Exercise instructions:
From the listing below, pull out every line where the string "Mike" appears.

※

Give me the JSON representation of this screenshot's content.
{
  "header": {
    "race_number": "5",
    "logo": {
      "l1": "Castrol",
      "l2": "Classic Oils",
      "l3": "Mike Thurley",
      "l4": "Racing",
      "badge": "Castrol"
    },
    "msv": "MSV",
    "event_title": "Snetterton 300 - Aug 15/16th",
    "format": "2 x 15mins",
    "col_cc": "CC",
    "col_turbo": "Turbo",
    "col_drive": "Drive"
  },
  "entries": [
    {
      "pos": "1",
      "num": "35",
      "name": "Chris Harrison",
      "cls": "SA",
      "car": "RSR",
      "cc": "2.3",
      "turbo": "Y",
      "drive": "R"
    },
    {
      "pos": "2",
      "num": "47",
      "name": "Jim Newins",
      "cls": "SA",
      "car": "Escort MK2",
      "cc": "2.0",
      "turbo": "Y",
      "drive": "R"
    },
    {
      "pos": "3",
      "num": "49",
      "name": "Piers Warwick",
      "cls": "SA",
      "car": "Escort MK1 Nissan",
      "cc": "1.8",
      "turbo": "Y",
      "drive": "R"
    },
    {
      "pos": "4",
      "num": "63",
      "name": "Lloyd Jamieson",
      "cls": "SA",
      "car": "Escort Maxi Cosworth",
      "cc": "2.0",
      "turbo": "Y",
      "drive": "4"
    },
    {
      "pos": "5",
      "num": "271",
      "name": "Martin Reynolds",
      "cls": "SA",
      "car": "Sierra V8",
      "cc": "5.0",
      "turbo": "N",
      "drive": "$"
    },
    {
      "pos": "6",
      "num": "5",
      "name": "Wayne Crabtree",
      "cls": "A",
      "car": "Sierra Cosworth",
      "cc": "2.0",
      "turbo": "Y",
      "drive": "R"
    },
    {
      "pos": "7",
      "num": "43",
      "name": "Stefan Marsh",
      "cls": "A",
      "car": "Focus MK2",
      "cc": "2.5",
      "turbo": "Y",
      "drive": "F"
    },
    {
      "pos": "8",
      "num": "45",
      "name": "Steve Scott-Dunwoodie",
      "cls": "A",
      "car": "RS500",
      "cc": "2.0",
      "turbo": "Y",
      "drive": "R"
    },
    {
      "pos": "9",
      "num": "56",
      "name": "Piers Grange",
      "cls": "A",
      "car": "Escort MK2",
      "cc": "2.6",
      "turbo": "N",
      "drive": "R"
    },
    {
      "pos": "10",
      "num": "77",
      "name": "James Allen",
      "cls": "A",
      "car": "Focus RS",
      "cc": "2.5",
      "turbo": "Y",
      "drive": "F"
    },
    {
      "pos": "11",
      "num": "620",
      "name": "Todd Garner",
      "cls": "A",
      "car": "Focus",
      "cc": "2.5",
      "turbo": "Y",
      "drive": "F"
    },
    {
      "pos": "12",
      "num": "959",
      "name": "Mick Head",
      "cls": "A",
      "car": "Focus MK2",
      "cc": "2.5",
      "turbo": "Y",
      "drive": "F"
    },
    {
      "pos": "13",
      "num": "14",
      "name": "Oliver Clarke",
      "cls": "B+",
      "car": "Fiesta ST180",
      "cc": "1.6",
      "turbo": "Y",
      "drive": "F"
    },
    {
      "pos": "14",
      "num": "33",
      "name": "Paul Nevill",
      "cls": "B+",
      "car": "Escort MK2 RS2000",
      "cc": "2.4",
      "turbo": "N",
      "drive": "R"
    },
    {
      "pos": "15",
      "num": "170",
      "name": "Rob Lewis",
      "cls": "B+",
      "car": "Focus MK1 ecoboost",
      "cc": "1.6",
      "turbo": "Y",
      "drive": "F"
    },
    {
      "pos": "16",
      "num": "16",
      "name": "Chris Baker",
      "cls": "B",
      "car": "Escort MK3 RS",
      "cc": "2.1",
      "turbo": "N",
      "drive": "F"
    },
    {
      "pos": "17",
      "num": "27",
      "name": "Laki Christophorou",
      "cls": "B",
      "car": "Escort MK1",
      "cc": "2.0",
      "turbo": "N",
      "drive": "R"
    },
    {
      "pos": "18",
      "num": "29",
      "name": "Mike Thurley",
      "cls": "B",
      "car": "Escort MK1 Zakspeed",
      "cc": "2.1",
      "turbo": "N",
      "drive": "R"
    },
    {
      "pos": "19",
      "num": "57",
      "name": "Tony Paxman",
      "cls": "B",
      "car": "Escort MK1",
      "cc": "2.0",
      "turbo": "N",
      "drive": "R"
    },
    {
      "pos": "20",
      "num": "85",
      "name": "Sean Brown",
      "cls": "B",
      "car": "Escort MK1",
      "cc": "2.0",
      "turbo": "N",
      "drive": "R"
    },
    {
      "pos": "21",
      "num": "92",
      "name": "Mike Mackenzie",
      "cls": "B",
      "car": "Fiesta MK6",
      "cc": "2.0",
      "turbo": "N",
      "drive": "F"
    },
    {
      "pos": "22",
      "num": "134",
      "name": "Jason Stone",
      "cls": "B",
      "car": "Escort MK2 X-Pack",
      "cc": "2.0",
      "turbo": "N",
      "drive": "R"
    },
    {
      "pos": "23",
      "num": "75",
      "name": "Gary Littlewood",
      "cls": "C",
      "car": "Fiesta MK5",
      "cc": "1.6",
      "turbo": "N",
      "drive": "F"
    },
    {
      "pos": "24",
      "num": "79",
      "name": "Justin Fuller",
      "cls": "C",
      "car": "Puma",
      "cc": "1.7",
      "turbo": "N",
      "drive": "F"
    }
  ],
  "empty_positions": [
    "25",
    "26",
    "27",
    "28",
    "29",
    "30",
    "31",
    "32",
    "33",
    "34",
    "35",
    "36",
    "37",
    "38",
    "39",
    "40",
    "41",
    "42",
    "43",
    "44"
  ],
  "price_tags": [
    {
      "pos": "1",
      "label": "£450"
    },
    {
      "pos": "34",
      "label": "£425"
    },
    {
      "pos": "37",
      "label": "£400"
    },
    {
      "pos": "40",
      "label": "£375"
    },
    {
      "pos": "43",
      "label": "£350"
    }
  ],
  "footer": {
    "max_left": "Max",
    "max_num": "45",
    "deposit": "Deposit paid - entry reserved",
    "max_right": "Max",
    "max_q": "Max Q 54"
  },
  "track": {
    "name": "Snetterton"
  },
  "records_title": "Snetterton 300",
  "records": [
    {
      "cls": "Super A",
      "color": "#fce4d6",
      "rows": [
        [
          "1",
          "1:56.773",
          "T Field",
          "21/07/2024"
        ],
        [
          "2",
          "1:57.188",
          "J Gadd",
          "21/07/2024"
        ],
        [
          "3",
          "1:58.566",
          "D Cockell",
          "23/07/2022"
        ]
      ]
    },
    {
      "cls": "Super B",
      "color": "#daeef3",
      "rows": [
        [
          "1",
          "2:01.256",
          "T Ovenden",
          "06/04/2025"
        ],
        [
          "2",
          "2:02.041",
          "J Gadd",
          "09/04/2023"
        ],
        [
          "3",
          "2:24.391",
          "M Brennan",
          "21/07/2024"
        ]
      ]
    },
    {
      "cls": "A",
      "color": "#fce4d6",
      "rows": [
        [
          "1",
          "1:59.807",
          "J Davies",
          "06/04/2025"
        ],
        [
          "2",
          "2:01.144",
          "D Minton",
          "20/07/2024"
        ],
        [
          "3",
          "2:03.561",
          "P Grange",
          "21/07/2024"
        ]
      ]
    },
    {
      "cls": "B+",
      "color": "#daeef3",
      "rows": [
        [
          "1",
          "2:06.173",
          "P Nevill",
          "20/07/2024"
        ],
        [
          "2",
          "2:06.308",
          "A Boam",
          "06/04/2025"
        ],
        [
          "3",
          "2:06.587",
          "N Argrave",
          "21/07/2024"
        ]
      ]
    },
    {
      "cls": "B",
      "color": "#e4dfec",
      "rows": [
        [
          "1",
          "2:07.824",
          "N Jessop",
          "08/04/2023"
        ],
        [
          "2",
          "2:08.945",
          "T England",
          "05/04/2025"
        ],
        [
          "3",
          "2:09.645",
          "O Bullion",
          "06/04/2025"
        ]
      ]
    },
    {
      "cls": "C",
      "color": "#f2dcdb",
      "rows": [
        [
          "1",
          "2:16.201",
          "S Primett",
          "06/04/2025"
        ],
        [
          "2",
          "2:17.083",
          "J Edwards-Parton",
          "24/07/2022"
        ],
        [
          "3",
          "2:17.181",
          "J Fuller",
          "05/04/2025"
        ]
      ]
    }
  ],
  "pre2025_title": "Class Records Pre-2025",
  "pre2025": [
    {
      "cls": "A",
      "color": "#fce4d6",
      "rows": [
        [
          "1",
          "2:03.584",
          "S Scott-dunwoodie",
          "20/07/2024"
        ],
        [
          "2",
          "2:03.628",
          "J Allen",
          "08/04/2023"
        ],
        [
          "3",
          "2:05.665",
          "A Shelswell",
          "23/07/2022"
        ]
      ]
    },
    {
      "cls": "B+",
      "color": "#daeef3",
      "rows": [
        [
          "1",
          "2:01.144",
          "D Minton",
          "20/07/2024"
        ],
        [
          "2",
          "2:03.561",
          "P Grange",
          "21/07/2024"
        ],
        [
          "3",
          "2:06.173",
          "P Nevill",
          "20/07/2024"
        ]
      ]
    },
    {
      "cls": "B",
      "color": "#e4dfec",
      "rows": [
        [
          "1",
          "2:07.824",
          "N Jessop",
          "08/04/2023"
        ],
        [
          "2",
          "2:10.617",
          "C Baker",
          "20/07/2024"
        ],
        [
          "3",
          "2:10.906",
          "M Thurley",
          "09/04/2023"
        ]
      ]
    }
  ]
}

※

Exercise solution:
      "l3": "Mike Thurley",
      "name": "Mike Thurley",
      "name": "Mike Mackenzie",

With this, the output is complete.